Copy, from the data below, each line that has the word "this".
**** Supplied information
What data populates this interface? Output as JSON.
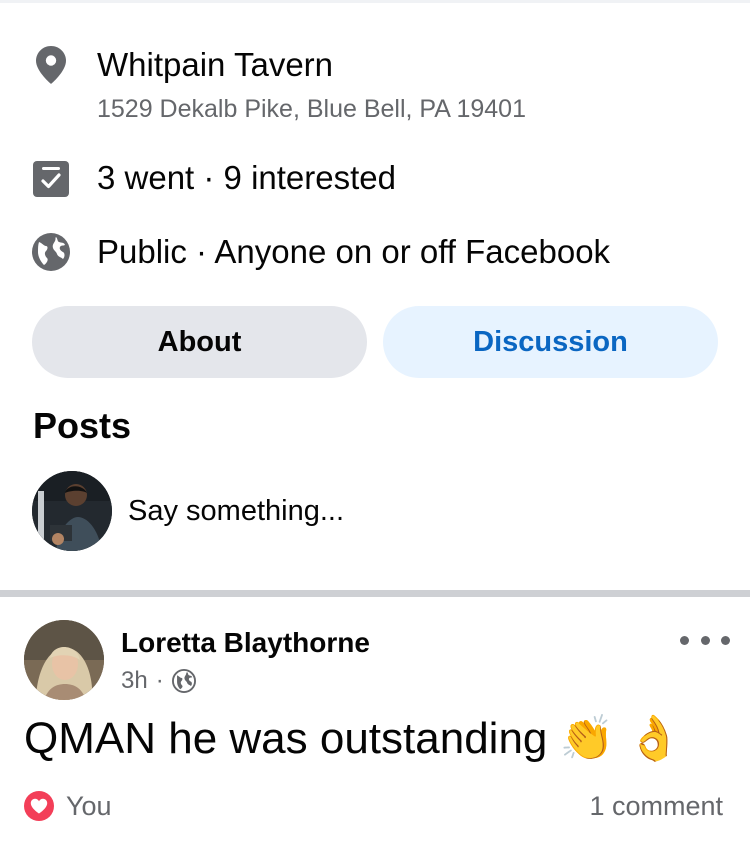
{
  "location": {
    "name": "Whitpain Tavern",
    "address": "1529 Dekalb Pike, Blue Bell, PA 19401",
    "icon": "map-pin-icon"
  },
  "attendance": {
    "text": "3 went · 9 interested",
    "icon": "calendar-check-icon"
  },
  "privacy": {
    "text": "Public · Anyone on or off Facebook",
    "icon": "globe-icon"
  },
  "tabs": [
    {
      "label": "About",
      "active": false
    },
    {
      "label": "Discussion",
      "active": true
    }
  ],
  "posts": {
    "title": "Posts",
    "composer_placeholder": "Say something..."
  },
  "post": {
    "author": "Loretta Blaythorne",
    "time": "3h",
    "separator": "·",
    "audience_icon": "globe-icon",
    "text": "QMAN he was outstanding 👏 👌",
    "reaction_label": "You",
    "reaction_icon": "heart-icon",
    "comments": "1 comment"
  },
  "colors": {
    "accent": "#0a66c2",
    "tab_active_bg": "#e7f3ff",
    "tab_inactive_bg": "#e4e6eb",
    "secondary_text": "#65676b",
    "heart": "#f33e58"
  }
}
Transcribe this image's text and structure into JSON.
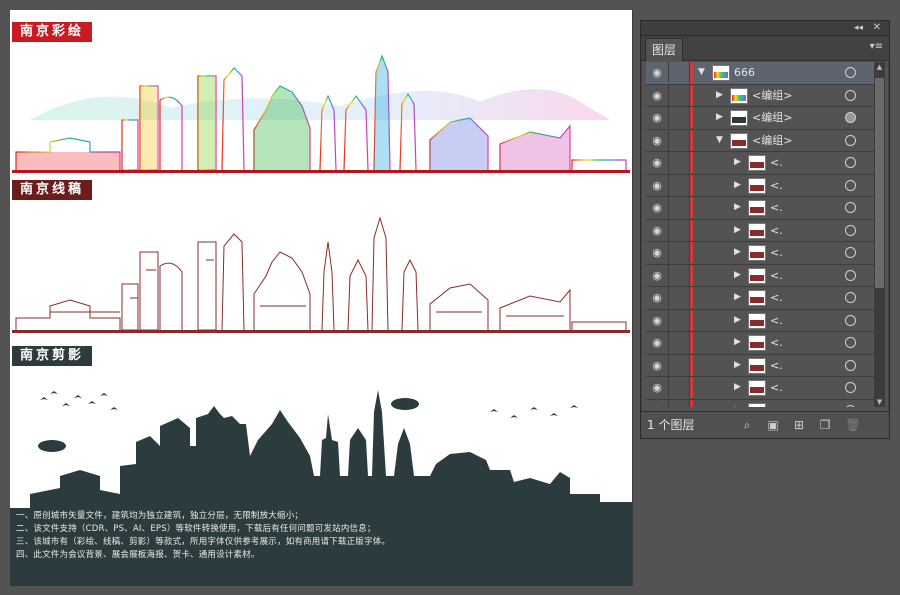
{
  "artboard": {
    "section_color_title": "南京彩绘",
    "section_line_title": "南京线稿",
    "section_silhouette_title": "南京剪影",
    "description_lines": [
      "一、原创城市矢量文件，建筑均为独立建筑，独立分层，无限制放大缩小；",
      "二、该文件支持（CDR、PS、AI、EPS）等软件转换使用，下载后有任何问题可发站内信息；",
      "三、该城市有（彩绘、线稿、剪影）等款式，所用字体仅供参考展示，如有商用请下载正版字体。",
      "四、此文件为会议背景、展会展板海报、贺卡、通用设计素材。"
    ],
    "colors": {
      "tag_color": "#c81b24",
      "tag_line": "#6b1d1d",
      "silhouette": "#2c3b3d",
      "line_art": "#8a2b2b"
    }
  },
  "layers_panel": {
    "tab_label": "图层",
    "footer_count": "1 个图层",
    "rows": [
      {
        "label": "666",
        "indent": 0,
        "expanded": true,
        "thumb": "color",
        "selected": true,
        "target_filled": false
      },
      {
        "label": "<编组>",
        "indent": 1,
        "expanded": false,
        "thumb": "color",
        "selected": false,
        "target_filled": false
      },
      {
        "label": "<编组>",
        "indent": 1,
        "expanded": false,
        "thumb": "dark",
        "selected": false,
        "target_filled": true
      },
      {
        "label": "<编组>",
        "indent": 1,
        "expanded": true,
        "thumb": "line",
        "selected": false,
        "target_filled": false
      },
      {
        "label": "<.",
        "indent": 2,
        "expanded": false,
        "thumb": "line",
        "selected": false,
        "target_filled": false
      },
      {
        "label": "<.",
        "indent": 2,
        "expanded": false,
        "thumb": "line",
        "selected": false,
        "target_filled": false
      },
      {
        "label": "<.",
        "indent": 2,
        "expanded": false,
        "thumb": "line",
        "selected": false,
        "target_filled": false
      },
      {
        "label": "<.",
        "indent": 2,
        "expanded": false,
        "thumb": "line",
        "selected": false,
        "target_filled": false
      },
      {
        "label": "<.",
        "indent": 2,
        "expanded": false,
        "thumb": "line",
        "selected": false,
        "target_filled": false
      },
      {
        "label": "<.",
        "indent": 2,
        "expanded": false,
        "thumb": "line",
        "selected": false,
        "target_filled": false
      },
      {
        "label": "<.",
        "indent": 2,
        "expanded": false,
        "thumb": "line",
        "selected": false,
        "target_filled": false
      },
      {
        "label": "<.",
        "indent": 2,
        "expanded": false,
        "thumb": "line",
        "selected": false,
        "target_filled": false
      },
      {
        "label": "<.",
        "indent": 2,
        "expanded": false,
        "thumb": "line",
        "selected": false,
        "target_filled": false
      },
      {
        "label": "<.",
        "indent": 2,
        "expanded": false,
        "thumb": "line",
        "selected": false,
        "target_filled": false
      },
      {
        "label": "<.",
        "indent": 2,
        "expanded": false,
        "thumb": "line",
        "selected": false,
        "target_filled": false
      },
      {
        "label": "<.",
        "indent": 2,
        "expanded": false,
        "thumb": "line",
        "selected": false,
        "target_filled": false
      }
    ],
    "icons": {
      "visibility": "eye-icon",
      "search": "search-icon",
      "clip": "clipping-mask-icon",
      "sublayer": "new-sublayer-icon",
      "new_layer": "new-layer-icon",
      "delete": "trash-icon"
    }
  }
}
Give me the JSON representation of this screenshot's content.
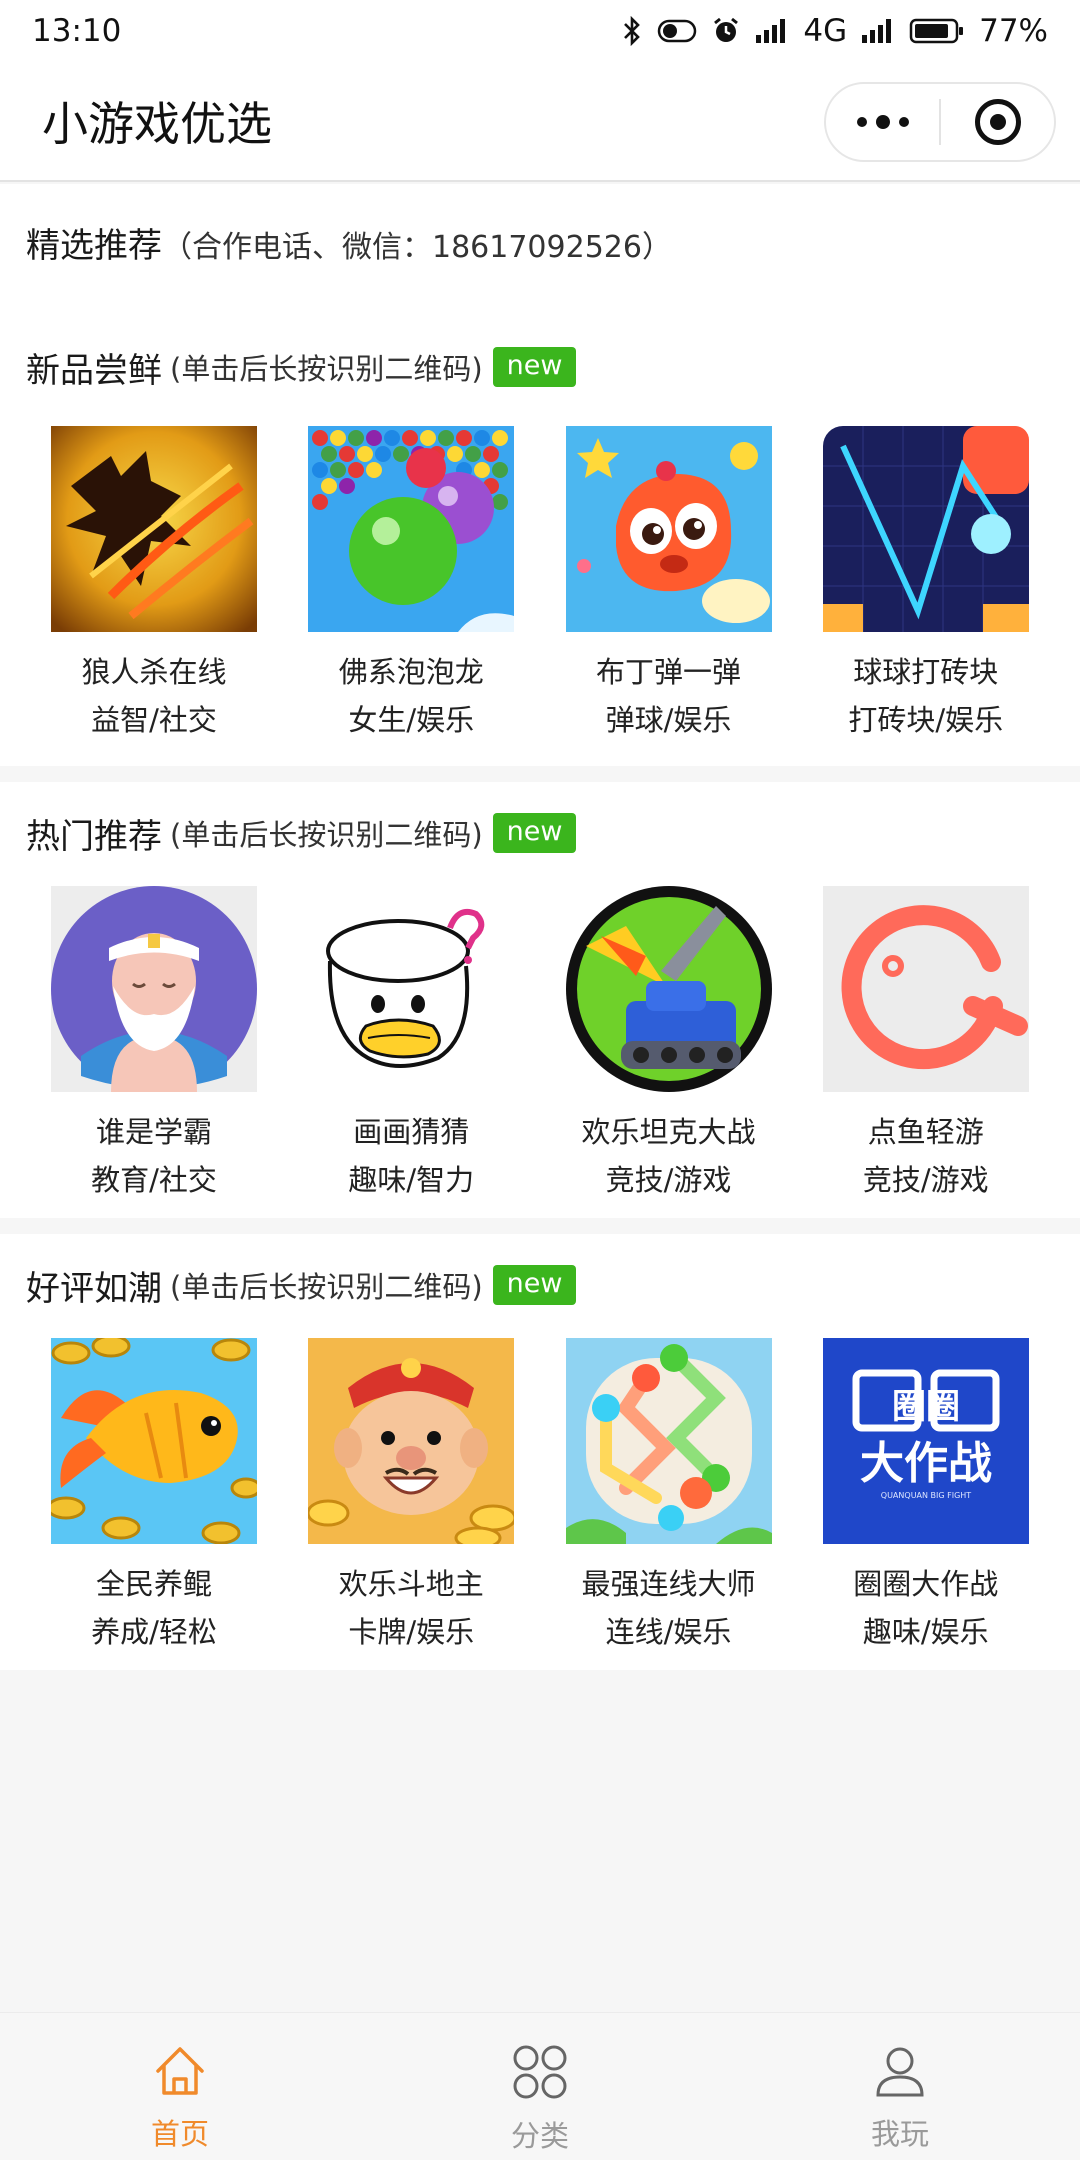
{
  "status_bar": {
    "time": "13:10",
    "network": "4G",
    "battery": "77%"
  },
  "nav": {
    "title": "小游戏优选"
  },
  "featured": {
    "title": "精选推荐",
    "contact": "（合作电话、微信：18617092526）"
  },
  "sections": [
    {
      "title": "新品尝鲜",
      "note": "(单击后长按识别二维码)",
      "badge": "new",
      "games": [
        {
          "name": "狼人杀在线",
          "category": "益智/社交",
          "icon": "werewolf-icon"
        },
        {
          "name": "佛系泡泡龙",
          "category": "女生/娱乐",
          "icon": "bubble-shooter-icon"
        },
        {
          "name": "布丁弹一弹",
          "category": "弹球/娱乐",
          "icon": "pudding-icon"
        },
        {
          "name": "球球打砖块",
          "category": "打砖块/娱乐",
          "icon": "brick-ball-icon"
        }
      ]
    },
    {
      "title": "热门推荐",
      "note": "(单击后长按识别二维码)",
      "badge": "new",
      "games": [
        {
          "name": "谁是学霸",
          "category": "教育/社交",
          "icon": "scholar-icon"
        },
        {
          "name": "画画猜猜",
          "category": "趣味/智力",
          "icon": "duck-drawing-icon"
        },
        {
          "name": "欢乐坦克大战",
          "category": "竞技/游戏",
          "icon": "tank-icon"
        },
        {
          "name": "点鱼轻游",
          "category": "竞技/游戏",
          "icon": "fish-circle-icon"
        }
      ]
    },
    {
      "title": "好评如潮",
      "note": "(单击后长按识别二维码)",
      "badge": "new",
      "games": [
        {
          "name": "全民养鲲",
          "category": "养成/轻松",
          "icon": "gold-fish-icon"
        },
        {
          "name": "欢乐斗地主",
          "category": "卡牌/娱乐",
          "icon": "landlord-icon"
        },
        {
          "name": "最强连线大师",
          "category": "连线/娱乐",
          "icon": "connect-lines-icon"
        },
        {
          "name": "圈圈大作战",
          "category": "趣味/娱乐",
          "icon": "circle-battle-icon"
        }
      ],
      "circle_battle_logo": {
        "top": "圈圈",
        "main": "大作战",
        "small": "QUANQUAN BIG FIGHT"
      }
    }
  ],
  "tabs": [
    {
      "label": "首页",
      "icon": "home-icon",
      "active": true
    },
    {
      "label": "分类",
      "icon": "category-icon",
      "active": false
    },
    {
      "label": "我玩",
      "icon": "user-icon",
      "active": false
    }
  ],
  "colors": {
    "accent": "#f08a2b",
    "badge": "#3bb51d",
    "inactive_tab": "#9a9a9a"
  }
}
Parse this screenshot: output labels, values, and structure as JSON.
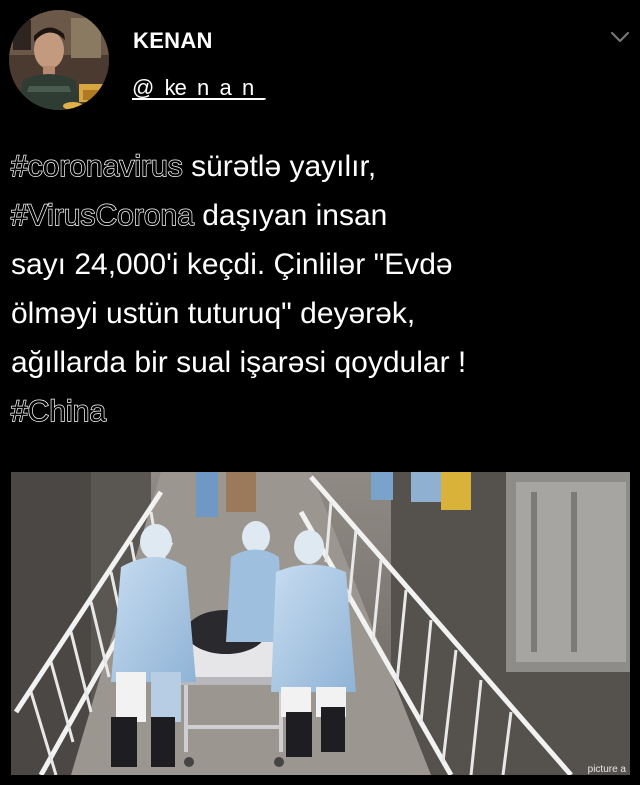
{
  "user": {
    "display_name": "KENAN",
    "handle": "@_ke_n_a_n_",
    "avatar_icon": "user-avatar-photo"
  },
  "menu": {
    "icon": "chevron-down-icon",
    "color": "#777777"
  },
  "tweet": {
    "lines": [
      [
        {
          "text": "#coronavirus",
          "hashtag": true
        },
        {
          "text": " sürətlə yayılır,",
          "hashtag": false
        }
      ],
      [
        {
          "text": "#VirusCorona",
          "hashtag": true
        },
        {
          "text": " daşıyan insan",
          "hashtag": false
        }
      ],
      [
        {
          "text": "sayı  24,000'i keçdi. Çinlilər \"Evdə",
          "hashtag": false
        }
      ],
      [
        {
          "text": "ölməyi ustün tuturuq\" deyərək,",
          "hashtag": false
        }
      ],
      [
        {
          "text": "ağıllarda bir sual işarəsi qoydular !",
          "hashtag": false
        }
      ],
      [
        {
          "text": "#China",
          "hashtag": true
        }
      ]
    ]
  },
  "media": {
    "watermark": "picture a"
  },
  "colors": {
    "background": "#000000",
    "text": "#ffffff"
  }
}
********
_Answer section:_
What data populates this interface? Output as JSON.
Transcribe this image's text and structure into JSON.
Give me the JSON representation of this screenshot's content.
Parse this screenshot: output labels, values, and structure as JSON.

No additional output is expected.